The second floor features the two children’s bedrooms and a unique loft space where they can hang out. 

The third floor, which isn’t finished yet, will be a dedicated space to showcase salvaged artifacts from the mill. 

No detail was spared throughout the three story interior.

Once Crouse and his team had solidified his plans for the home’s interior, the next challenge was to design an exterior to compliment it. The great room overlooks one of the home’s most picturesque details - a beautiful pond that was created especially for the property. With fire pit area and a dock with fishing poles, the scene is reminiscent of a painting or storybook. The pond, which has a rubber liner and reaches a depth of 14 feet, is fed by two wells and has a float switch to keep the water at a consistent level. Stepping stones lead to a jump rock with underwater steps on both sides, creating a fun spot for the kids to swim. Rock outcroppings and aquatic plants (supplied by Nature’s Expression) create both a beautiful and natural setting for fishing. While the home and the pond were built about five years ago, both look like they’ve existed for over a hundred years. “If you asked my clients what their favorite aspect of the home is, they would probably say the history of the mill, and the views of the pond,” said Crouse.
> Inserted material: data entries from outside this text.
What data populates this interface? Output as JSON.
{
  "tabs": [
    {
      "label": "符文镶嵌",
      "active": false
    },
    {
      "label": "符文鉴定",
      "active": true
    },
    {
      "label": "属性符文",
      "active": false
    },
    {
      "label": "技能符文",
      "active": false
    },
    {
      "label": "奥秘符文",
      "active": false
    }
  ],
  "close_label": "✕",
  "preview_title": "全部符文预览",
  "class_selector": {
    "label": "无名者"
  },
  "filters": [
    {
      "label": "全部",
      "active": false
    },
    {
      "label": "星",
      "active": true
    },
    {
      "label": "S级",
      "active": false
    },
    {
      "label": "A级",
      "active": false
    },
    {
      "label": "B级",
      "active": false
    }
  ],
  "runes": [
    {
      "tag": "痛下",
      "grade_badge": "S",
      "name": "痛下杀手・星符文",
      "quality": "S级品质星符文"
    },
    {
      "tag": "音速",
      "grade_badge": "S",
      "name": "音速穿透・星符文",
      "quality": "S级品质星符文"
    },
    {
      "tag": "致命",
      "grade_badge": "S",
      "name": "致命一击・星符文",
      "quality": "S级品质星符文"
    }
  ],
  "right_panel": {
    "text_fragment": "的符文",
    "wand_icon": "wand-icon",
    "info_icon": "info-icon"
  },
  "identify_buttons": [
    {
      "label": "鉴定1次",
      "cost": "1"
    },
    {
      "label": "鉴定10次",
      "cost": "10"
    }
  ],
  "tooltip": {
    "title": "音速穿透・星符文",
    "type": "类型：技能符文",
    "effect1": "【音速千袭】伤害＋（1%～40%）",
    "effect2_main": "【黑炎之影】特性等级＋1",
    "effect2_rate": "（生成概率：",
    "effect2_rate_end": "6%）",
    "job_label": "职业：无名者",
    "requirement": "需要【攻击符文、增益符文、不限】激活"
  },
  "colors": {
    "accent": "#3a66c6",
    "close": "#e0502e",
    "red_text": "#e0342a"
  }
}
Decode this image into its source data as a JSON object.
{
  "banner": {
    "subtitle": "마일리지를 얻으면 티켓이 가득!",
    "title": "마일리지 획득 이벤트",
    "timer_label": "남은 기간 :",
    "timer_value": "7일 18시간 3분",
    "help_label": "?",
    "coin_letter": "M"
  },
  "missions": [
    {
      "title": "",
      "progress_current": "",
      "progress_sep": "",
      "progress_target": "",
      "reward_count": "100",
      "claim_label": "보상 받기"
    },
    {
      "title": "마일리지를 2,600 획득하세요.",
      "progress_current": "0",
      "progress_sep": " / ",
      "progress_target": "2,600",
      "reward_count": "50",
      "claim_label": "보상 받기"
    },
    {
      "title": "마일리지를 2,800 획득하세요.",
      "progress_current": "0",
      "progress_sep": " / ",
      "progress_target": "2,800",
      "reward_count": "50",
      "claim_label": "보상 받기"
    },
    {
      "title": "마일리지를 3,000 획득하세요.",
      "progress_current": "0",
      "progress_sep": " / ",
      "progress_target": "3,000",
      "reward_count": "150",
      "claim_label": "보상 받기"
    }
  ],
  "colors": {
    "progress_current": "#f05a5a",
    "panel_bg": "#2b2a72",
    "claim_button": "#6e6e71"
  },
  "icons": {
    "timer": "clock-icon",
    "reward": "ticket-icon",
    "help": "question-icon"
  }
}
“If you asked my clients what their favorite aspect of the home is, they would probably say the history of the mill, and the views of the pond”

Ultimately, with such a large and complicated build, said Crouse, having a team of dedicated professionals was critical. “My team of trade partners really stepped up to the challenge of this project,” he said. “When you tackle a unique project like this, it takes a team of skilled individuals working together. I couldn’t have restored the mill without (timber frame contractor) Charles Howell—he was amazing. I really enjoyed leading such a talented group of people. It started with a vision to restore a gristmill and ended with an amazing home for a special family.”